Six Feet Under – Graveyard Classics 2

I’m sure somebody somewhere thought Six Feet Under covering AC/DCs Back in Black album in its entirety was a good idea. After all, AC/DC’s 1980 album is a classic example of sex, drugs and rock and roll with a side order of violence. No stranger to those same topics (as heard on songs such as Burning Blood, Revenge of the Zombie, and Feasting on the Blood of the Insane), it would seem as through Six Feet Under and AC/DC’s Back in Black would be a match made in Hell. Unfortunately, somewhere along the way things went terribly wrong.

AC/DC fans have been split for more than a quarter century now between Bon Scott (AC/DC’s original front man) and Brian Johnson, his replacement. After Scott left the band (and the planet; he choked to death on his own vomit), Johnson joined the band and as a tribute to all that is Bon Scott, the band (along with a little help from Mutt Lange) wrote and recorded the bands seventh studio album, Back in Black. Johnson’s vocal style and delivery differed from Scott’s, and fans have been arguing over who was better ever since.
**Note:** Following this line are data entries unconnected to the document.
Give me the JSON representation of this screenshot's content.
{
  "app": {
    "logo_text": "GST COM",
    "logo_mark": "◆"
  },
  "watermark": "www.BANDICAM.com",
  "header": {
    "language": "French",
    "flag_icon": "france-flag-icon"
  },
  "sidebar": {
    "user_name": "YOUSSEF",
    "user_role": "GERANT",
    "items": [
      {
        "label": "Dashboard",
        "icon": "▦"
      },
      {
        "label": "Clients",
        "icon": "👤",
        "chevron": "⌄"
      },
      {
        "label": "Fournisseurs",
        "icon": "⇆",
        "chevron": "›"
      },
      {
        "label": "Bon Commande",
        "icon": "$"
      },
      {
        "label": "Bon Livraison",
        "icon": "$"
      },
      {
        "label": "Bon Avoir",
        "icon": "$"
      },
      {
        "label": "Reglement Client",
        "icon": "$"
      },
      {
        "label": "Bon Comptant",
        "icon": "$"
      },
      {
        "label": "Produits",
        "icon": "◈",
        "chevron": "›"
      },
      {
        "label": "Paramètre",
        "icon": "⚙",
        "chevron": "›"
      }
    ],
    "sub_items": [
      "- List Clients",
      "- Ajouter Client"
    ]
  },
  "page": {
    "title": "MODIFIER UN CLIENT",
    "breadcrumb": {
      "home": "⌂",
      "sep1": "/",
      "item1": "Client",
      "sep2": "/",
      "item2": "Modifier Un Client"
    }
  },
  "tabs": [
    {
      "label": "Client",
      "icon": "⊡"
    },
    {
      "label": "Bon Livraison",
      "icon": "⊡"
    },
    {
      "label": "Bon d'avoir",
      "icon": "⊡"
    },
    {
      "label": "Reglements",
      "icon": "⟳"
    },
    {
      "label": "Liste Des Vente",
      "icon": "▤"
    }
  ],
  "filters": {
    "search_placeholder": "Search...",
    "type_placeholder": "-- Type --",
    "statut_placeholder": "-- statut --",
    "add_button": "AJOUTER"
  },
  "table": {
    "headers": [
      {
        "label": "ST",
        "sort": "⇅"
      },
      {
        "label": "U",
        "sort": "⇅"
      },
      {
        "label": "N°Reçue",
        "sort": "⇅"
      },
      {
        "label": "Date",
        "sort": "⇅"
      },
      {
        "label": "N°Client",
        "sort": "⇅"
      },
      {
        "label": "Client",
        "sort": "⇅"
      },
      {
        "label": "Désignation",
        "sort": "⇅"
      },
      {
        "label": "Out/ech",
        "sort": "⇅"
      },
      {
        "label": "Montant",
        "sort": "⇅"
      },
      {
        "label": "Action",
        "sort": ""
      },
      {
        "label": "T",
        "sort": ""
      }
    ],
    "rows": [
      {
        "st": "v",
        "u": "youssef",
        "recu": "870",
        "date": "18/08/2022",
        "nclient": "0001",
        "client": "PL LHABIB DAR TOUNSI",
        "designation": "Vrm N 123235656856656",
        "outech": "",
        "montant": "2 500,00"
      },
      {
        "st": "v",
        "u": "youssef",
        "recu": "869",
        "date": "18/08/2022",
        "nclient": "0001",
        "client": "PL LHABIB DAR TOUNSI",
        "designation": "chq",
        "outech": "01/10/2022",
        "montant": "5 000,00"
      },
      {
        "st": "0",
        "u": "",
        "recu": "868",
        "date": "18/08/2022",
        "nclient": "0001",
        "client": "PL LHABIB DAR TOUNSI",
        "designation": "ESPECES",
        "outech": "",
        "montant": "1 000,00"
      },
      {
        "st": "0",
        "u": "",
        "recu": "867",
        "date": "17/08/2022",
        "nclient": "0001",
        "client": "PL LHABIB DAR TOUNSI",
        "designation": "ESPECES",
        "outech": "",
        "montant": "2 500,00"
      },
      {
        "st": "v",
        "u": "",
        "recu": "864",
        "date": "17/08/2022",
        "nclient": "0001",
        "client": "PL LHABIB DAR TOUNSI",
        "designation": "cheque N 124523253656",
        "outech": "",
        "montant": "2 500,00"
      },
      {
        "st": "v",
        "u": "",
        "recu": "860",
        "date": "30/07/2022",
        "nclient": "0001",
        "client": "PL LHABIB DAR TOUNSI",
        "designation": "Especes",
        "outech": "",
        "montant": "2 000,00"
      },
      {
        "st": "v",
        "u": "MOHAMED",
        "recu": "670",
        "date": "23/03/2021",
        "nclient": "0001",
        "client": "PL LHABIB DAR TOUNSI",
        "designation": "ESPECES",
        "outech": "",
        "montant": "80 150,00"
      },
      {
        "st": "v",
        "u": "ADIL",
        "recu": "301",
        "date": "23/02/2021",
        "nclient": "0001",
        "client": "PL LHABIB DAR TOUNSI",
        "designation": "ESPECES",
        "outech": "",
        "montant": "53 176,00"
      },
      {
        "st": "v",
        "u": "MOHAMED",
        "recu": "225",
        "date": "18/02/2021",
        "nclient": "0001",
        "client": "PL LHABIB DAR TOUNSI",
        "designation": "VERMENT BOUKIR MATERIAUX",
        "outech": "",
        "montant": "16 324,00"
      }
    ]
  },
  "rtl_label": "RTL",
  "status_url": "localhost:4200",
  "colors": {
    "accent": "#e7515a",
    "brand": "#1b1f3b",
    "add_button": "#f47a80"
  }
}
In a distant third would be Chris Barnes, lead growler of Six Feet Under and former lead singer of Cannibal Corpse. Barnes’ vocal delivery consists of little more than one long monotonic grunt. And, at least for a few minutes, it works; lines like “You’re only young, but you’re gonna die”, and “if you’re into evil you’re a friend of mine”, sound convincing enough. But as the album goes on, Barnes’ death metal delivery becomes less and less applicable. By the time we reach Given the Dog a Bone, the shtick seems silly; by You Shook Me All Night Long, it just seems stupid.

Even worse than Barnes is guitarist Steve Swanson, who simply isnt as good as Angus Young (who is?). Swanson attempts to hide the fact by hiding behind frequently pitch-bending notes and plenty of whammy solos, but the difference is blatantly obvious in well-known riffs such as the opening of You Shook Me All Night Long. Even worse is the heavy distortion and dropped tuning, which creates a muddy mess and completely strays from the dynamics AC/DC originally delivered. While Swanson is obviously a talented guy, the mix does him no favors. Terry Butler (bass) and Greg Gall (drums) more or less stick to the original material.

Six Feet Under could have done something really neat with this tribute and made these songs their own by adding double bass or changing the tempos perhaps. Instead, they recorded ten fairly straightforward cover songs and growled over the top of them. I cant imagine either AC/DC or Six Feet Under fans getting a kick out of Graveyard Classics 2 more than once. Its like one of those weird, alternate universe things comic book fans drool over like if Superman and Han Solo hung out for a day. At the end of the day, Han Solo and Superman dont really have that much in common. Then again, neither do AC/DC and Six Feet Under.

Comments are closed.